On Monday the Senate Health Committee will meet to continue a discussion of the vaccine rollout. IDPH Executive Director Dr. Ngozi Ezike is expected to attend that meeting. Senate Republicans who serve on that committee will be asking pointed questions about the ongoing disconnect between IDPH and county health departments, and how a lack of transparency and information is interfering with vaccine rollout capabilities outside of Cook County. The Senate Health Committee meeting is scheduled for 2:00 PM on Monday, and you can tune in and listen or watch live at https://www.ilga.gov/senateaudvid.asp.
Mass vaccination site coming to Batavia
I’m pleased to report that Kane County will soon open a mass COVID-19 vaccination site in Batavia, in the former Sam’s Club building at 501 N. Randall Road. The site is expected to open in early April, and will utilize 20,000 square feet of space. The Kane County Board worked with the Illinois Department of Public Health and officials from Batavia and Aurora to determine the location for the vaccine site. The building was ultimately chosen due to its proximity to public transportation and because it has on-site restroom facilities. The current plan is for the site to be open six days per week. Plans for a similar mass vaccination site in the former Big Lots building on Western Avenue in Carpentersville fell through earlier this week when it was determined that opening two sites that close together would be cost-prohibitive.
IDNR launces news platform
The Illinois Department of Natural Resources (IDNR) recently announced a new user-friendly licensing, registration and reservation platform to be used by outdoorsmen and women throughout Illinois. According to IDNR, outdoor enthusiasts can visit the newly created platform for assistance and information on hunting and fishing licensing and permitting, watercraft and snowmobile titling, registration and renewals, and campground reservations. There is also a 24/7 call center (866-716-6550) available for customer service support.

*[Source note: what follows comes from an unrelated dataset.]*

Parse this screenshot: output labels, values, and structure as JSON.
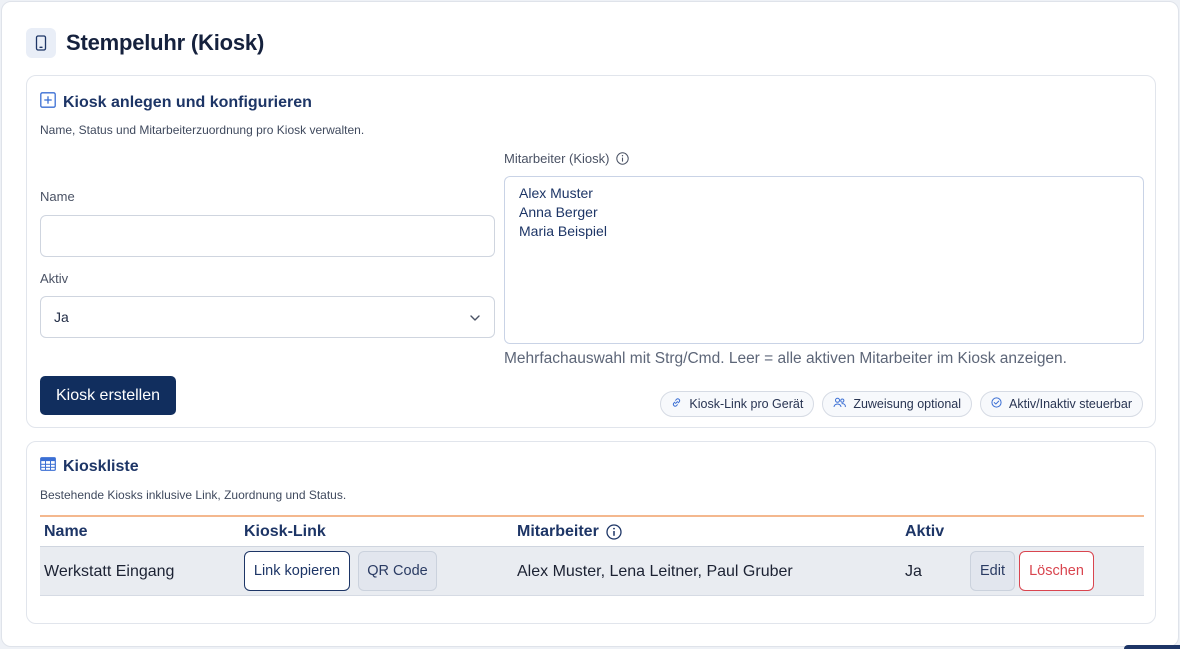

While new users will need to create a username and password, the streamlined system will house all previous profiles, licenses, past purchase information, and active campground reservations for current users. The new platform, which features a variety of new information, can be accessed through ExploreMoreIL.com and Camp.ExploreMoreIL.com.
IDNR to accept grant applications
The Illinois Department of Natural Resources is now accepting grants for four different programs beginning March 5.
IDNR is now accepting applications for the following:
- Volunteer Fire Assistance Program: Grants would provide federal funding to fire departments serving populations of 10,000 or less for equipment and training.
- Wildlife Rehabilitation Facilities Program: Grants would offer up to $2,000 per year per project in state funding for improvements to rehabilitation facilities that are licensed to care for endangered and threatened species.
- State Furbearer Fund: Awards grants to non-profits or universities for projects improving furbearer habitats, projects for purposes of furbearer surveys or investigations, and projects for educating hunters, trappers and the general public about furbearers.
- Coastal Management Grants Program: Awards grants up to $150,000 in federal funds to non-profits and local governments in the Lake Michigan coastal region.
According to IDNR, each grant program has specific criteria and guidelines that must be met for eligibility. More information on these grant opportunities can be found at the Illinois Department of Natural Resources website at https://www2.illinois.gov/dnr/grants/Pages/default.aspx.